In previous interviews, you’ve talked about writing personally versus writing in character. What was the split on this album?
To me, the person singing definitely has more hang-ups about the world being a relentlessly bleak place than I do. That's just naturally where the writing went, and the soundscapes that John dreamt up reflect that. But as far as the split goes, I don't really know. I never know. There's always one or two songs which sound like me rambling in my head, and “The Raven” is maybe that. But I write what I know — that goofball writer rule number one. Everything that I write is true. It seems that I have seen or said, or heard said, or imagined being said.
Nothing about your lyrics seem writerly or contrived in that esoteric literary sense.
Singing really cuts through any contrivances in writing. When the craft shines through too much, the singing sounds dead inside. So after a while, you start to write into that, and now that's the only kind of thing I write, because that's the muscle of the note. You're just wandering around and you walk into this line, or you have this melody in your head, and all of a sudden these words pop into where the melody was. It's not something you can sculpt too much, though people do and they're really good at it.
This is a leftover from Kaputt. It's a waltz-time lullaby I wrote that never worked out.
The formatting of the title is different from the rest of the tracklist. Any particular reason, or did it just look right that way?

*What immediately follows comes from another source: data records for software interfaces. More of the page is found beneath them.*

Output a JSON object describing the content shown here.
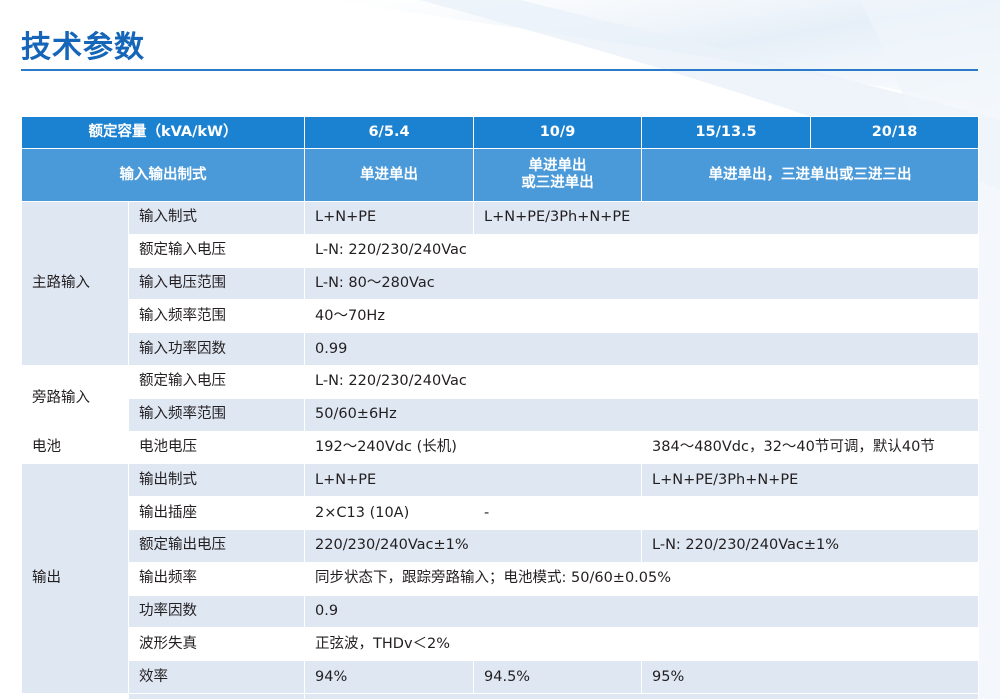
{
  "title": "技术参数",
  "header": {
    "capacity_label": "额定容量（kVA/kW）",
    "capacities": [
      "6/5.4",
      "10/9",
      "15/13.5",
      "20/18"
    ],
    "io_label": "输入输出制式",
    "io_a": "单进单出",
    "io_b": "单进单出\n或三进单出",
    "io_c": "单进单出，三进单出或三进三出"
  },
  "sections": {
    "main_input": {
      "label": "主路输入",
      "rows": [
        {
          "name": "输入制式",
          "v1": "L+N+PE",
          "v2": "L+N+PE/3Ph+N+PE"
        },
        {
          "name": "额定输入电压",
          "v1": "L-N: 220/230/240Vac"
        },
        {
          "name": "输入电压范围",
          "v1": "L-N: 80～280Vac"
        },
        {
          "name": "输入频率范围",
          "v1": "40～70Hz"
        },
        {
          "name": "输入功率因数",
          "v1": "0.99"
        }
      ]
    },
    "bypass_input": {
      "label": "旁路输入",
      "rows": [
        {
          "name": "额定输入电压",
          "v1": "L-N: 220/230/240Vac"
        },
        {
          "name": "输入频率范围",
          "v1": "50/60±6Hz"
        }
      ]
    },
    "battery": {
      "label": "电池",
      "rows": [
        {
          "name": "电池电压",
          "v1": "192～240Vdc (长机)",
          "v2": "384～480Vdc，32～40节可调，默认40节"
        }
      ]
    },
    "output": {
      "label": "输出",
      "rows": [
        {
          "name": "输出制式",
          "v1": "L+N+PE",
          "v2": "L+N+PE/3Ph+N+PE"
        },
        {
          "name": "输出插座",
          "v1": "2×C13 (10A)",
          "v2": "-"
        },
        {
          "name": "额定输出电压",
          "v1": "220/230/240Vac±1%",
          "v2": "L-N: 220/230/240Vac±1%"
        },
        {
          "name": "输出频率",
          "v1": "同步状态下，跟踪旁路输入；电池模式: 50/60±0.05%"
        },
        {
          "name": "功率因数",
          "v1": "0.9"
        },
        {
          "name": "波形失真",
          "v1": "正弦波，THDv＜2%"
        },
        {
          "name": "效率",
          "v1": "94%",
          "v2": "94.5%",
          "v3": "95%"
        }
      ]
    }
  },
  "colors": {
    "title": "#1565b8",
    "header_dark": "#1b82d1",
    "header_light": "#4a99d9",
    "row_shade": "#dfe7f3"
  }
}
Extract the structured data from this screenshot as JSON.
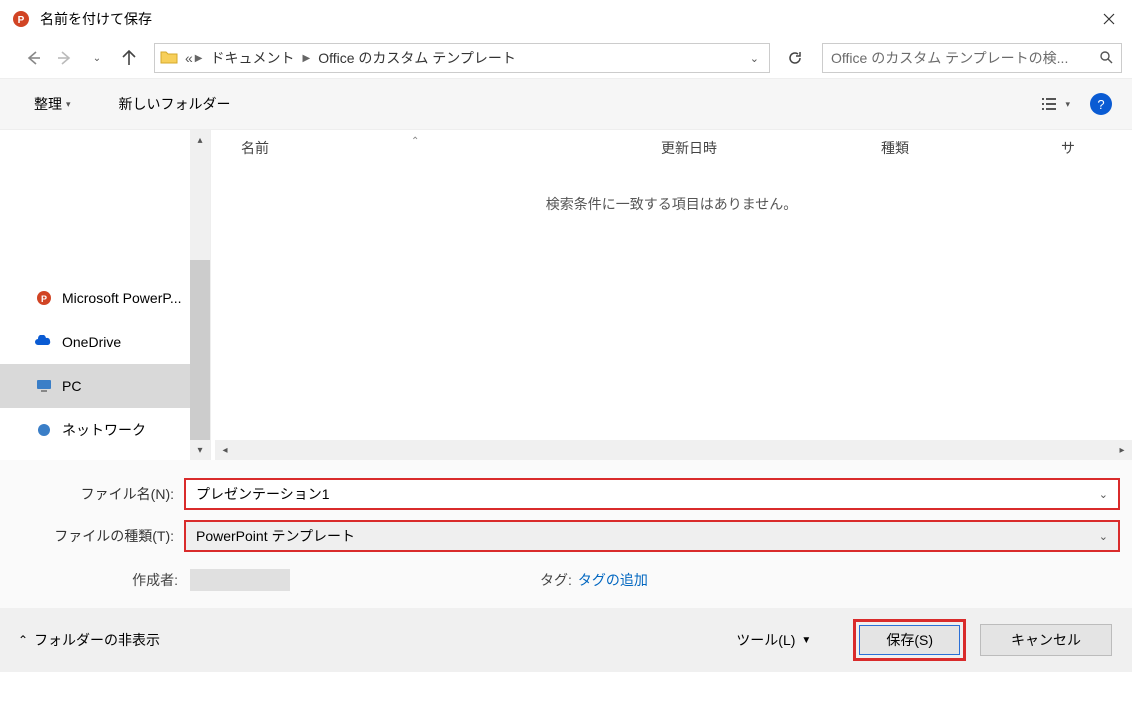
{
  "window": {
    "title": "名前を付けて保存"
  },
  "path": {
    "overflow": "«",
    "seg1": "ドキュメント",
    "seg2": "Office のカスタム テンプレート"
  },
  "search": {
    "placeholder": "Office のカスタム テンプレートの検..."
  },
  "toolbar": {
    "organize": "整理",
    "new_folder": "新しいフォルダー"
  },
  "columns": {
    "name": "名前",
    "date": "更新日時",
    "type": "種類",
    "size": "サ"
  },
  "listing": {
    "empty": "検索条件に一致する項目はありません。"
  },
  "sidebar": {
    "powerpoint": "Microsoft PowerP...",
    "onedrive": "OneDrive",
    "pc": "PC",
    "network": "ネットワーク"
  },
  "form": {
    "filename_label": "ファイル名(N):",
    "filename_value": "プレゼンテーション1",
    "filetype_label": "ファイルの種類(T):",
    "filetype_value": "PowerPoint テンプレート",
    "author_label": "作成者:",
    "tag_label": "タグ:",
    "tag_add": "タグの追加"
  },
  "footer": {
    "hide_folders": "フォルダーの非表示",
    "tools": "ツール(L)",
    "save": "保存(S)",
    "cancel": "キャンセル"
  }
}
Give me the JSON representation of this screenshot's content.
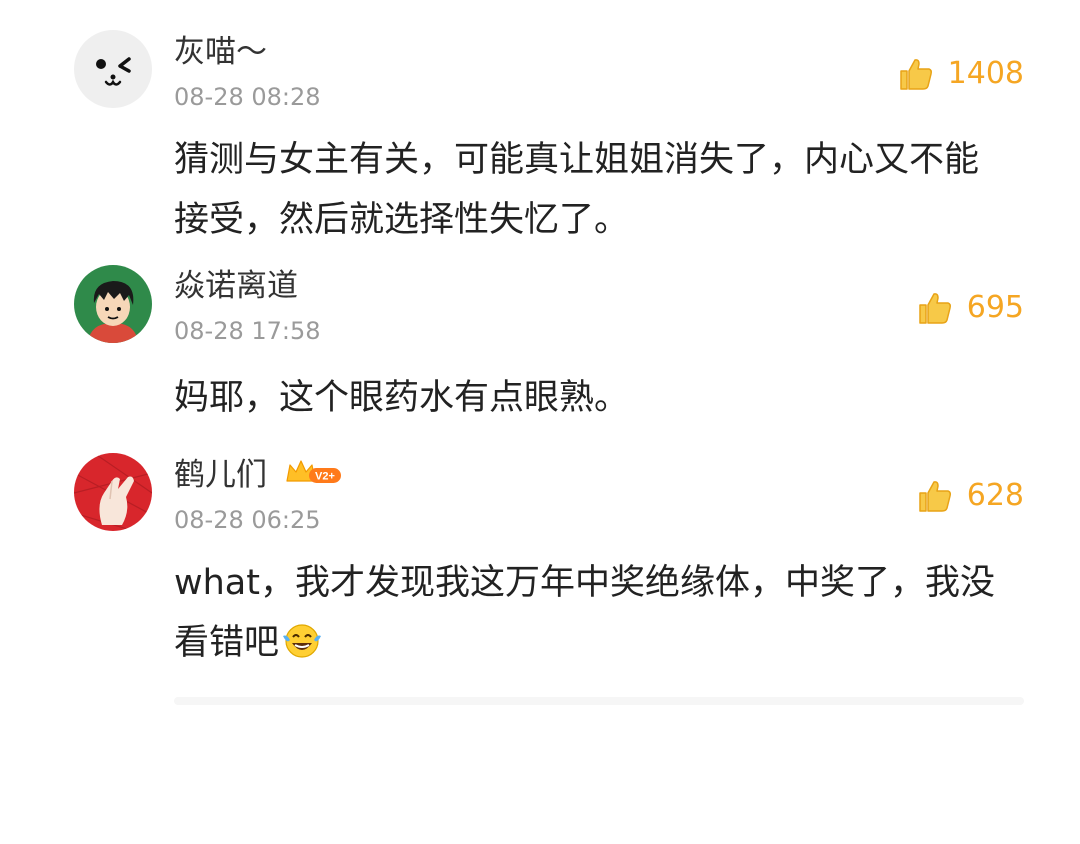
{
  "comments": [
    {
      "username": "灰喵～",
      "time": "08-28 08:28",
      "likes": "1408",
      "body": "猜测与女主有关，可能真让姐姐消失了，内心又不能接受，然后就选择性失忆了。",
      "avatar_icon": "white-cat-face-avatar"
    },
    {
      "username": "焱诺离道",
      "time": "08-28 17:58",
      "likes": "695",
      "body": "妈耶，这个眼药水有点眼熟。",
      "avatar_icon": "cartoon-boy-avatar"
    },
    {
      "username": "鹤儿们",
      "vip_badge": "V2+",
      "time": "08-28 06:25",
      "likes": "628",
      "body": "what，我才发现我这万年中奖绝缘体，中奖了，我没看错吧",
      "body_emoji": "laugh-cry-emoji",
      "avatar_icon": "finger-heart-avatar"
    }
  ],
  "colors": {
    "like_accent": "#f5a623",
    "username": "#333333",
    "time": "#9a9a9a",
    "body": "#222222"
  }
}
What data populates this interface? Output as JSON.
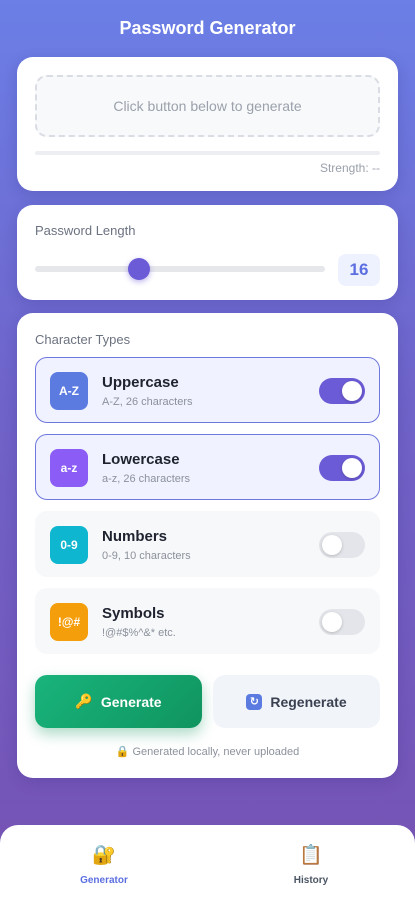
{
  "app": {
    "title": "Password Generator"
  },
  "output": {
    "placeholder": "Click button below to generate",
    "strength_text": "Strength: --"
  },
  "length": {
    "label": "Password Length",
    "value": "16",
    "min": 4,
    "max": 64,
    "current": 16
  },
  "types": {
    "label": "Character Types",
    "items": [
      {
        "icon": "A-Z",
        "name": "Uppercase",
        "desc": "A-Z, 26 characters",
        "enabled": true,
        "color": "#5b7be0"
      },
      {
        "icon": "a-z",
        "name": "Lowercase",
        "desc": "a-z, 26 characters",
        "enabled": true,
        "color": "#8b5cf6"
      },
      {
        "icon": "0-9",
        "name": "Numbers",
        "desc": "0-9, 10 characters",
        "enabled": false,
        "color": "#0fb6d0"
      },
      {
        "icon": "!@#",
        "name": "Symbols",
        "desc": "!@#$%^&* etc.",
        "enabled": false,
        "color": "#f59e0b"
      }
    ]
  },
  "actions": {
    "generate_icon": "🔑",
    "generate_label": "Generate",
    "regenerate_icon": "↻",
    "regenerate_label": "Regenerate"
  },
  "note": "🔒 Generated locally, never uploaded",
  "nav": {
    "items": [
      {
        "icon": "🔐",
        "label": "Generator",
        "active": true
      },
      {
        "icon": "📋",
        "label": "History",
        "active": false
      }
    ]
  },
  "colors": {
    "accent": "#6b5bd6",
    "generate": "#10945f",
    "value": "#5b6fe0"
  }
}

It just looked right, but it also blatantly rips off how Paul Celan titled a bunch of his later poems. That song had a working title for a long time that I just couldn't live with. I think it was called It “Ain't Easy Being a Baby.” I can't hack that title.
The nursery rhyme interpolation really stands out.
The song ducks and weaves that way. It has moments that sound right out of a children's rhyme, and then there's a lot of dark language, but in a quiet, lilting format that you could maybe, in part, sing along to.
This album has a lot of grim imagery. Are you personally a pessimist or an optimist, or somewhere in between?
I’m a big picture pessimist, and then but in the small moments of my life, total optimist. I think that's pretty standard. And I'll say that the record is not about the words; in a lot of ways, I think it's a very joyous record. I think there's this dissonance between what I'm saying and how I'm singing it, and the music that surrounds it and what the band brings and what the producer brings. These are all several different dissonances that come up with this one thing. Even if I describe a world that's a sack of shit, you can tell that I really enjoy the description.